Hence to abolish this inhumane discriminatory practice, Sustainable Development Goals in 2015 calls for an end to FGM by 2030 under Goal 5 on Gender Equality.

Month: Categories: InternationalUPSC


Venezuela Crisis

The Venezuela crisis is deepening with passing time. European Union, Australia, US, New Zealand have recognised Juan Guaidó, the opposition leader as the president.

Juan Guaidó, the opposition leader, has said that President Nicolás Maduro is illegitimate and has asserted himself as Venezuela’s interim president.

What’s the crisis?

Both Juan Guaidó and Nicolás Maduro have debatable claims to legitimacy. As a result, the whole issue has become messy.

Venezuela has been grappling with crisis spiral for years with growing political discontent further fuelled by skyrocketing hyperinflation, power cuts and shortages of food and medicine. The recent crisis haunting Venezuela is Who is the President?

How did the Presidential Crisis begin?

On 23rd January the leader of the legislature, Juan Guaidó, declared himself acting president and said he would assume the powers of the executive branch from there onwards. This was a challenge to President Nicolás Maduro, who had been sworn into a second six-year term in office just two weeks previously.
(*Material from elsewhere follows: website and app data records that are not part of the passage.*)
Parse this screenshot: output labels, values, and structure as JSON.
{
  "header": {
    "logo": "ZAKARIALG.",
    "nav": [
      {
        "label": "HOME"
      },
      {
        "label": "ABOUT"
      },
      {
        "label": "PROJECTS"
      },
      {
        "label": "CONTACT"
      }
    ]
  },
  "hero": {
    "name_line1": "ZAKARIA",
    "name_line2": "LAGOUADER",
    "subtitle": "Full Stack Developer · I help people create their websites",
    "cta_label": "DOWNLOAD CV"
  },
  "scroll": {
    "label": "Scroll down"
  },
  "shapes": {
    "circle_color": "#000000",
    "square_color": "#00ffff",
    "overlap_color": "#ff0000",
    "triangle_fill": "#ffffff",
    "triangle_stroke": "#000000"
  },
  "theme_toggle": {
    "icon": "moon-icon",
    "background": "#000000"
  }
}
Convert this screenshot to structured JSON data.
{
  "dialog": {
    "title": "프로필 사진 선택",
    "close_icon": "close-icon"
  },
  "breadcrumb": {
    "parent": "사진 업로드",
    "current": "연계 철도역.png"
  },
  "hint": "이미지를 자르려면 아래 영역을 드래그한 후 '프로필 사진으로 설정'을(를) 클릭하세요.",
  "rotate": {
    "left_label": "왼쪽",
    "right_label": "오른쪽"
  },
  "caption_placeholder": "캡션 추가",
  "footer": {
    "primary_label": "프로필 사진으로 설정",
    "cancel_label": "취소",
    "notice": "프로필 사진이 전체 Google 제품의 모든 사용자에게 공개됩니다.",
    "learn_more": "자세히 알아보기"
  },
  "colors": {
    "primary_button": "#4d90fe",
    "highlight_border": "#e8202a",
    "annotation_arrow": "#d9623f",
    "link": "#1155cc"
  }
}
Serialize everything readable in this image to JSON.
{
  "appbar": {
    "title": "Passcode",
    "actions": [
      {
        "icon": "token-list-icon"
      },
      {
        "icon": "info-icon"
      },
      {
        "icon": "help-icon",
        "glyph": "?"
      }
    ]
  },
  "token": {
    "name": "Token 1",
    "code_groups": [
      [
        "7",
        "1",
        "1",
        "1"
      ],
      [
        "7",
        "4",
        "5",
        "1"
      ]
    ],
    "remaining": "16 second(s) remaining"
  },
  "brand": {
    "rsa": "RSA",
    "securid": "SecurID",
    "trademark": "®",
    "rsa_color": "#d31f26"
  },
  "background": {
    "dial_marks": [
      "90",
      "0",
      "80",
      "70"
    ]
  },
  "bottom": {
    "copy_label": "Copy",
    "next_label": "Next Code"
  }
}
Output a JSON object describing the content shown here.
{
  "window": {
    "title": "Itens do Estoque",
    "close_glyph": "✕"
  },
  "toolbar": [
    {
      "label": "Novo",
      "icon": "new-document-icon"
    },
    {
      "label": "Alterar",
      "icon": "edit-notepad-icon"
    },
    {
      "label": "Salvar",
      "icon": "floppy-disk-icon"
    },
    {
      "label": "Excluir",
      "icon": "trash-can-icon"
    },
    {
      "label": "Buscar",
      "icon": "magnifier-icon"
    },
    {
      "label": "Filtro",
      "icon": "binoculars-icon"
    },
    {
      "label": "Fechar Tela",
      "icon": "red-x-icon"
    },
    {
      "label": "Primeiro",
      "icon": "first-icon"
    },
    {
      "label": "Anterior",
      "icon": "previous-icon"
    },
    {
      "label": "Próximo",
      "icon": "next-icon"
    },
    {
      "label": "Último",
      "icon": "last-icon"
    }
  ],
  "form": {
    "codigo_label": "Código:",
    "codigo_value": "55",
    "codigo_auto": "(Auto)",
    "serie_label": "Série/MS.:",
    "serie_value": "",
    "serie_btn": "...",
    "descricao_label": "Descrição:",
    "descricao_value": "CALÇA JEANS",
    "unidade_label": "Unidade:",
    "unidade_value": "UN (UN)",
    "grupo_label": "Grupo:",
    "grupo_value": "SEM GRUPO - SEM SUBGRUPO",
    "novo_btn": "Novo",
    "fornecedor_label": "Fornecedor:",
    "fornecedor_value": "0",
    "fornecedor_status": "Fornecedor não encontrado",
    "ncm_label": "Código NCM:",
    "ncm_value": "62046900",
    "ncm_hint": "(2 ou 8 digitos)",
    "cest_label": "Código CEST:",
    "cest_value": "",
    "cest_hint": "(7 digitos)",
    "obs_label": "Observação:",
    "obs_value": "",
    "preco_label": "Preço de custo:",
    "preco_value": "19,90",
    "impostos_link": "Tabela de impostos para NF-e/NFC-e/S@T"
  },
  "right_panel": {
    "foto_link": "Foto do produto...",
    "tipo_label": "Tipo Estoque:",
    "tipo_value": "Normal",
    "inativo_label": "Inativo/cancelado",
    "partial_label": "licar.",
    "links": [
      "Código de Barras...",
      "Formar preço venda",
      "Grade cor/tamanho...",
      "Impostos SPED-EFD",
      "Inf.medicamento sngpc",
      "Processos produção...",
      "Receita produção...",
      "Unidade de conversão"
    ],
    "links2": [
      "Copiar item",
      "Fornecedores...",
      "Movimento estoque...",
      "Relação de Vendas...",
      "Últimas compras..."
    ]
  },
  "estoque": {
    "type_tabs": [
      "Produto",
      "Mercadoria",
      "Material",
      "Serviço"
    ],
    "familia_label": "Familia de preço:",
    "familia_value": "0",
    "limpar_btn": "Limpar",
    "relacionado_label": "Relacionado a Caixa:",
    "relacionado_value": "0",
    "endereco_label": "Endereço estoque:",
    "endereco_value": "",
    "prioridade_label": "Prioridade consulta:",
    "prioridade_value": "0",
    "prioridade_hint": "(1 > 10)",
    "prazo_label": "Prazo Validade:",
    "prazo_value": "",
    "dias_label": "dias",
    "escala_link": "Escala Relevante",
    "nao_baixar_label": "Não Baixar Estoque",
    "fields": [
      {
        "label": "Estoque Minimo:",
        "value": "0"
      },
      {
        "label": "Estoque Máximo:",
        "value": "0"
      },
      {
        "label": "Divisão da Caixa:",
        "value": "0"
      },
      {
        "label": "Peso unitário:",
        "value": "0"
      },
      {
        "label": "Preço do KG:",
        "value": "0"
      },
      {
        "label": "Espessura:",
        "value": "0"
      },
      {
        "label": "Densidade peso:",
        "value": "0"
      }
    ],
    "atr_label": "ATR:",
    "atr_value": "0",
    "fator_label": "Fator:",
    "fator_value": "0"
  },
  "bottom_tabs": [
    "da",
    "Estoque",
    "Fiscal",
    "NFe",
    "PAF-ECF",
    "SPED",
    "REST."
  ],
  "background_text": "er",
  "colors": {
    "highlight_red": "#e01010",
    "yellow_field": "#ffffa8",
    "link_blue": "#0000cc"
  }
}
President Maduro condemned this as a ploy by the US to oust him.

Nicolás Maduro was first elected as President with a thin margin of 1.6 percentage votes in April 2013 after the death of his predecessor, Hugo Chávez. Nicolás Maduro was re-elected to the office of president for a second six-year term in highly controversial elections in May 2018, which most opposition parties boycotted.

After being re-elected Nicolás Maduro announced that announced he would serve out his remaining first term and only then be sworn in for a second term.

The National Assembly leader Juan Guaidó argues that because the election was not fair. Articles 233 and 333 of Venezuela’s constitution empower the head of the National Assembly takes over as acting president under such circumstances. Juan Guaidó has staked the claim to be the acting president, as he was the head of the legislature.

Month: Categories: InternationalUPSC